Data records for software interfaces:
▬▬▬▬▬▬

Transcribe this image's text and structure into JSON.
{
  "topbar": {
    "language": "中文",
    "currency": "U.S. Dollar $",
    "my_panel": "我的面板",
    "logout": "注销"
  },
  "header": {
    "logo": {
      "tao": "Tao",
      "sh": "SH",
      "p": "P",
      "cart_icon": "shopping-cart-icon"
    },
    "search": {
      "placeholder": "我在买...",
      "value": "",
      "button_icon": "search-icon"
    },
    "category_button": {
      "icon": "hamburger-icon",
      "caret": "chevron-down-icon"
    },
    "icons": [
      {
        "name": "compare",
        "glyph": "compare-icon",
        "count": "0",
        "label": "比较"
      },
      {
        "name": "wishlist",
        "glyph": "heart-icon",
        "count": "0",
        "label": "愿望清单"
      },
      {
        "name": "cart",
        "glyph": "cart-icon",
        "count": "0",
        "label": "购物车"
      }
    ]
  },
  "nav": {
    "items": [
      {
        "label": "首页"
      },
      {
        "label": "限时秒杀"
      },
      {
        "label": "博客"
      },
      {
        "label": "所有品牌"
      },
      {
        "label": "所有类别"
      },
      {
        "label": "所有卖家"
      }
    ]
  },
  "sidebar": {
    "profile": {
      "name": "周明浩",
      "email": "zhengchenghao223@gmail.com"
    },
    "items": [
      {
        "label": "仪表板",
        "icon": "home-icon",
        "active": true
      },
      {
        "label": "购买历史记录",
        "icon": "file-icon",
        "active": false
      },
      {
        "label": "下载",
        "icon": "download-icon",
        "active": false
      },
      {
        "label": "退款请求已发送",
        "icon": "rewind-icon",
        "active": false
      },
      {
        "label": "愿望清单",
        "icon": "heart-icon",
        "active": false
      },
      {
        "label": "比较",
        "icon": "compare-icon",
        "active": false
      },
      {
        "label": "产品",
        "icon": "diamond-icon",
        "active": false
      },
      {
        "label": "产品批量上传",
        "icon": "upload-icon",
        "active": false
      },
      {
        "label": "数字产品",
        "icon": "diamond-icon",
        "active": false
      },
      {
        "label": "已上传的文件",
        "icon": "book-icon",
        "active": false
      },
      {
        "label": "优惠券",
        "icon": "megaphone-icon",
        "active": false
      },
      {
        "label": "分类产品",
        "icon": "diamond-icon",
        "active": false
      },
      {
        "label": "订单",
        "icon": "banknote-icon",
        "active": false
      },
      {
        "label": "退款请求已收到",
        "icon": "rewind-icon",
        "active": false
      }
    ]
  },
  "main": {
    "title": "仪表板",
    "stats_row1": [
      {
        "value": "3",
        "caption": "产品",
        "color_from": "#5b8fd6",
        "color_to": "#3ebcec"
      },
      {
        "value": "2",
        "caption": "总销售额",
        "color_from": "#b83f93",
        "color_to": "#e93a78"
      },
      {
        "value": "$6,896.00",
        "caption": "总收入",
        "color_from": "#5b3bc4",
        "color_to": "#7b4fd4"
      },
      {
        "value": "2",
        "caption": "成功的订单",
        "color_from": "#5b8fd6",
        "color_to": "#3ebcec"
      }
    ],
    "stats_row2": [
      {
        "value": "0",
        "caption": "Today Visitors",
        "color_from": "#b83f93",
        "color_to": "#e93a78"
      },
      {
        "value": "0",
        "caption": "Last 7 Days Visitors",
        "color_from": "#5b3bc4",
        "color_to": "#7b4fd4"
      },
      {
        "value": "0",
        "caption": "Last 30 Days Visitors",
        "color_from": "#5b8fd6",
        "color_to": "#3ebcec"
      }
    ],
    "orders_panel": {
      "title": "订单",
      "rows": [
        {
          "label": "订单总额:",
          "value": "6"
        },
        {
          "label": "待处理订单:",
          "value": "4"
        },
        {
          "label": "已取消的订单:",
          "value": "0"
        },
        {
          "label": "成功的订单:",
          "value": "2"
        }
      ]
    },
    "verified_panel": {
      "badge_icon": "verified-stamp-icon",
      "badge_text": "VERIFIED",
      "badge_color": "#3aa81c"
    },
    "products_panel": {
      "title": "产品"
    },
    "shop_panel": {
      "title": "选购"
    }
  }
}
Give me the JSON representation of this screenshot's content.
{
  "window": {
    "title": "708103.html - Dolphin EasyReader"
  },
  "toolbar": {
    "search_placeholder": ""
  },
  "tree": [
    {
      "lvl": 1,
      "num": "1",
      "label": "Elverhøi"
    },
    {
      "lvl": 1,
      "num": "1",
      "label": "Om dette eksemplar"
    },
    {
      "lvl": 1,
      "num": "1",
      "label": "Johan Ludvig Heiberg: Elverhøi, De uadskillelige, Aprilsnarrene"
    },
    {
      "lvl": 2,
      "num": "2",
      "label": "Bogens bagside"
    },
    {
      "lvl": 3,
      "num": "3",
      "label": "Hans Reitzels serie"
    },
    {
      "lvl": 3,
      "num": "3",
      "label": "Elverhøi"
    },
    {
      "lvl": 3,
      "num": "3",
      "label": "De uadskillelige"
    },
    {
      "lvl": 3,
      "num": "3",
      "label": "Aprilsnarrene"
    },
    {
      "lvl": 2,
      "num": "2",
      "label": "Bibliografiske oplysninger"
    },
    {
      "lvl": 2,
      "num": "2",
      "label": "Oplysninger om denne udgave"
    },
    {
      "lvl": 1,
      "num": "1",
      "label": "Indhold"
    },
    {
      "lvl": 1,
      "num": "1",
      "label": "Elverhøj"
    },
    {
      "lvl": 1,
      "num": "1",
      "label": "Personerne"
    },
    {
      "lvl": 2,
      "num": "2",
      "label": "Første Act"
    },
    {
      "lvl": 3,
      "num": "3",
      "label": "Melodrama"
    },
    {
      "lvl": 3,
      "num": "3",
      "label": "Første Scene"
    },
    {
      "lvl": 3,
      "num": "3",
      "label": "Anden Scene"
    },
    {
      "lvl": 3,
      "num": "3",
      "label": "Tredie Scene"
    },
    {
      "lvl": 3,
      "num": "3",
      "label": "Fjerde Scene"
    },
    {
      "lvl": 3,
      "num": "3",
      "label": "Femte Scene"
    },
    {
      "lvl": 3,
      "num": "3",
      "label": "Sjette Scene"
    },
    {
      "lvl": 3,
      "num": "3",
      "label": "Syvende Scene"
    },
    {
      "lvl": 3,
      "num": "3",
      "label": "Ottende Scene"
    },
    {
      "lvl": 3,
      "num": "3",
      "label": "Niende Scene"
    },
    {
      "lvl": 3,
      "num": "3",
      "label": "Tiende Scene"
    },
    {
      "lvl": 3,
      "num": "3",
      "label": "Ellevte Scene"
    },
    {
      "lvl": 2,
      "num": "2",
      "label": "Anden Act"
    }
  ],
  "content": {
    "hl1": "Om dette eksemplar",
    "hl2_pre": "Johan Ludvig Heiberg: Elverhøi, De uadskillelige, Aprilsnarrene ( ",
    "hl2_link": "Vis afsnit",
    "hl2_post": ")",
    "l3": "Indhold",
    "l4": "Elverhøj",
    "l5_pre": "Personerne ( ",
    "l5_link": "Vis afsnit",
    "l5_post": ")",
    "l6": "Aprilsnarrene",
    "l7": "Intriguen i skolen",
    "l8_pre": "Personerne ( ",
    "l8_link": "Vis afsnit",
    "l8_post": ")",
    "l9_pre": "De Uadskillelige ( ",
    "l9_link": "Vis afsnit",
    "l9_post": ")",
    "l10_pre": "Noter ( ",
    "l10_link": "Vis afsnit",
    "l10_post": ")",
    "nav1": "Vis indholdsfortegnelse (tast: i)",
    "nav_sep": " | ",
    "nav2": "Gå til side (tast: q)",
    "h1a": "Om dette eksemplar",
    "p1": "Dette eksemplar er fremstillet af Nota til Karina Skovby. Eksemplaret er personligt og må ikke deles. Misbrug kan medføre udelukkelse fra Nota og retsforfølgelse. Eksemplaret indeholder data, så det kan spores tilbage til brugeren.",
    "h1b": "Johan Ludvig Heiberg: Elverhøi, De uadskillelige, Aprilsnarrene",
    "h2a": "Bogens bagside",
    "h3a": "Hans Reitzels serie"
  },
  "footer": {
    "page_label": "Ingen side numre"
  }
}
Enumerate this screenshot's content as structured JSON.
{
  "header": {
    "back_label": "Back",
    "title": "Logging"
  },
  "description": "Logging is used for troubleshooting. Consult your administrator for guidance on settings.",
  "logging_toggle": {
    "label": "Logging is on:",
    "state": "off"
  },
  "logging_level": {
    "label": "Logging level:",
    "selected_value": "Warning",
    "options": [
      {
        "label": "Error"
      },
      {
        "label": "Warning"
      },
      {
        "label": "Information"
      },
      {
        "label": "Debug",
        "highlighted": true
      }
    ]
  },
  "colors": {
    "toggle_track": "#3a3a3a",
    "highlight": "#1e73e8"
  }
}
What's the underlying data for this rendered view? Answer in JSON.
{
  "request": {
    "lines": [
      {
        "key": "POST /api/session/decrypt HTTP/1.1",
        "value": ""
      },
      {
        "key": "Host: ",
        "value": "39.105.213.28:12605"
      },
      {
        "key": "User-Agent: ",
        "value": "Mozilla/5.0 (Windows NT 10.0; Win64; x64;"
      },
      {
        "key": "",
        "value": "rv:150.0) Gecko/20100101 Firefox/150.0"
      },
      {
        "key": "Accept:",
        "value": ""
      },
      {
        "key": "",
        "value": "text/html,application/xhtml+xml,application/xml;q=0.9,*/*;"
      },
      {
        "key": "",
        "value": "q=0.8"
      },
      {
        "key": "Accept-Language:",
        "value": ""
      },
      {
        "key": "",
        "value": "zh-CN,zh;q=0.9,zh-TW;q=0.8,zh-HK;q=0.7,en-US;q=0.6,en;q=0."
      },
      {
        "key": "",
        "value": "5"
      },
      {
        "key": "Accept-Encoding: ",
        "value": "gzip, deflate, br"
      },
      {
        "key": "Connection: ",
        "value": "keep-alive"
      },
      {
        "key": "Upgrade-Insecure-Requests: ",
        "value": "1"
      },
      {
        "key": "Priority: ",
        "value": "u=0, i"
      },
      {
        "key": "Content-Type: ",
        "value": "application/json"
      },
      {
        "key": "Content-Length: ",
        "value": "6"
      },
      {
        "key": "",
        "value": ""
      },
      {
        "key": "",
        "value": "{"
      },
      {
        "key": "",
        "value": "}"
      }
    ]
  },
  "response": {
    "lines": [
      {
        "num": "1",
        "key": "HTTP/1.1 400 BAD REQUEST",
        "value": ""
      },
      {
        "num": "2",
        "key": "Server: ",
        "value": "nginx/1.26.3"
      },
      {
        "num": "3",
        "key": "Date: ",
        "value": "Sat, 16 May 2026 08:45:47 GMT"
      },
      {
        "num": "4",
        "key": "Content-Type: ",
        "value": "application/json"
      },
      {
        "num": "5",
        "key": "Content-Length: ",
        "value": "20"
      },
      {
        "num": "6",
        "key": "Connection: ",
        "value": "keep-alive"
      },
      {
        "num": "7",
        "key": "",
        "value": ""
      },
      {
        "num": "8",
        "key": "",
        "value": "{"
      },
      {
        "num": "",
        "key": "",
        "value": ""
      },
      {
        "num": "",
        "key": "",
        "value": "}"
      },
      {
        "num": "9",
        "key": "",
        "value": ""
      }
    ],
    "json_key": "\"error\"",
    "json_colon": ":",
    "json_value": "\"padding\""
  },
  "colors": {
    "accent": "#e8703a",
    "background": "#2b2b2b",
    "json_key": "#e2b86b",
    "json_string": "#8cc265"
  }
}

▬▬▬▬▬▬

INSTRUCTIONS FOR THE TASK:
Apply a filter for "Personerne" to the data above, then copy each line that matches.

EXERCISE RESULT:
      "label": "Personerne"
    "l5_pre": "Personerne ( ",
    "l8_pre": "Personerne ( ",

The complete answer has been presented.